Ulzheimer said that if you have a lot of bills, it’s best to put all the credit cards you have aside and replace them with debit cards or cash. He said that if you need to close your credit card to avoid using them, please do so, but be aware that each time you close your credit card, your score will be lowered, as this may reduce your available credit, thereby increasing your credit utilization as mentioned above.

You need a better interest rate to pay off existing credit card debt

Ulzheimer said that the APR entry price of the balance transfer card is 0%, which is very helpful for those who have a high interest balance, pay their bills on time and never miss the minimum repayment amount.

However, only reputable consumers can use them. It should also be noted that balance transfer cards also have their own hazards, such as balance transfer fees (usually about 3-5%) and high interest rates at the end of the introduction period and even in some cases.

A situation where the cardholder missed a payment. Ulzheimer said that the balance transfer card is regarded as a tool. “Use it correctly, it will free up some time for you to chew your balance and eventually pay it off.”

You don’t want to carry around lots of credit cards in your wallet

Ulzheimer said that if you have plastic and metal cards in your wallet, follow the Sachs example and store some at home. He said: “I never advise people to close their credit cards because it will hurt the debt-to-line ratio.”

He said that one exception is if someone is divorcing. Then, it’s best to limit the financial damage that an angry spouse causes to you and let both parties build their own credibility.

Therefore, it doesn’t matter whether you have two or 20 cards. The important thing is that your bank card allows you to access multiple networks and provides you with rewards that best meet your needs (which may change in your lifetime).

And, of course, you need to make sure you don’t mess up too many cards to keep track of all payment due dates.
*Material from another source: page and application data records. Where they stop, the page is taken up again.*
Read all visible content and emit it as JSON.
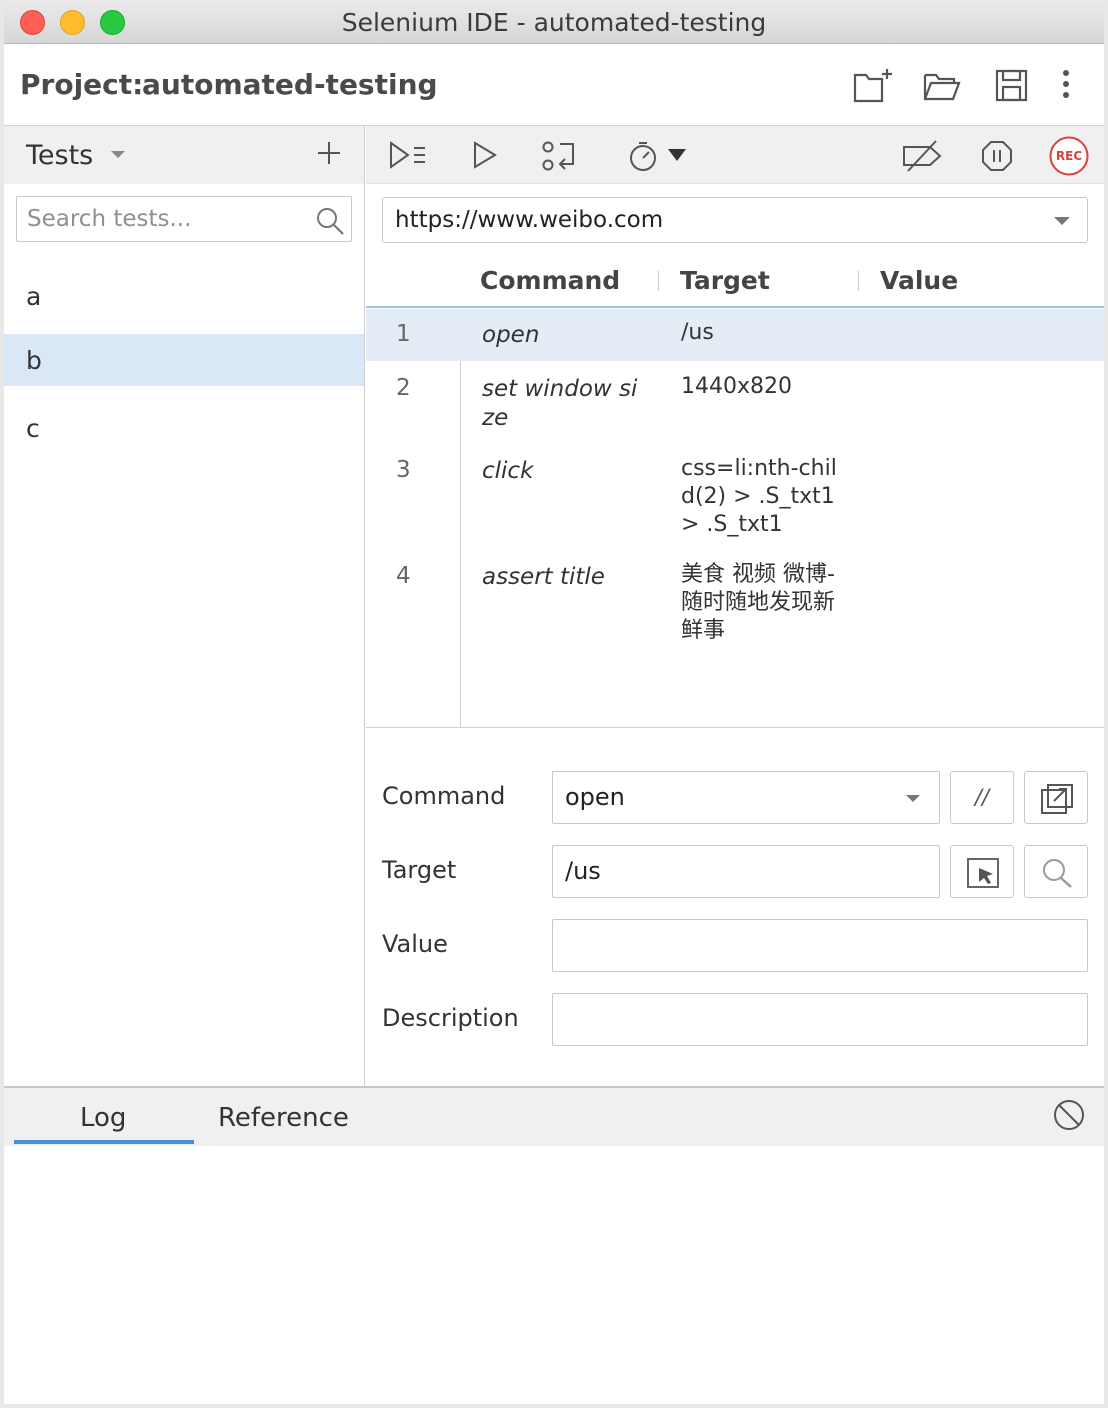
{
  "window": {
    "title": "Selenium IDE - automated-testing"
  },
  "project": {
    "label": "Project:",
    "name": "automated-testing"
  },
  "header_icons": [
    "new-project-icon",
    "open-project-icon",
    "save-project-icon",
    "more-options-icon"
  ],
  "sidebar": {
    "section_label": "Tests",
    "search_placeholder": "Search tests...",
    "tests": [
      {
        "name": "a",
        "selected": false
      },
      {
        "name": "b",
        "selected": true
      },
      {
        "name": "c",
        "selected": false
      }
    ]
  },
  "toolbar": {
    "icons": [
      "run-all-tests-icon",
      "run-current-test-icon",
      "step-over-icon",
      "speed-icon",
      "disable-breakpoints-icon",
      "pause-on-exceptions-icon",
      "record-icon"
    ],
    "record_label": "REC"
  },
  "url": {
    "value": "https://www.weibo.com"
  },
  "table": {
    "columns": [
      "Command",
      "Target",
      "Value"
    ],
    "rows": [
      {
        "num": "1",
        "command": "open",
        "target": "/us",
        "value": "",
        "selected": true
      },
      {
        "num": "2",
        "command": "set window size",
        "target": "1440x820",
        "value": "",
        "selected": false
      },
      {
        "num": "3",
        "command": "click",
        "target": "css=li:nth-child(2) > .S_txt1 > .S_txt1",
        "value": "",
        "selected": false
      },
      {
        "num": "4",
        "command": "assert title",
        "target": "美食 视频 微博-随时随地发现新鲜事",
        "value": "",
        "selected": false
      }
    ]
  },
  "editor": {
    "command_label": "Command",
    "command_value": "open",
    "comment_button": "//",
    "target_label": "Target",
    "target_value": "/us",
    "value_label": "Value",
    "value_value": "",
    "description_label": "Description",
    "description_value": ""
  },
  "bottom": {
    "tabs": [
      "Log",
      "Reference"
    ],
    "active_tab": "Log"
  },
  "colors": {
    "accent": "#4a90d9",
    "selected_row": "#e4ecf5",
    "selected_test": "#d9e7f7",
    "record": "#d9413a"
  }
}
The key to having two to 20 or more credit cards is to earn points or cash back for your daily expenses.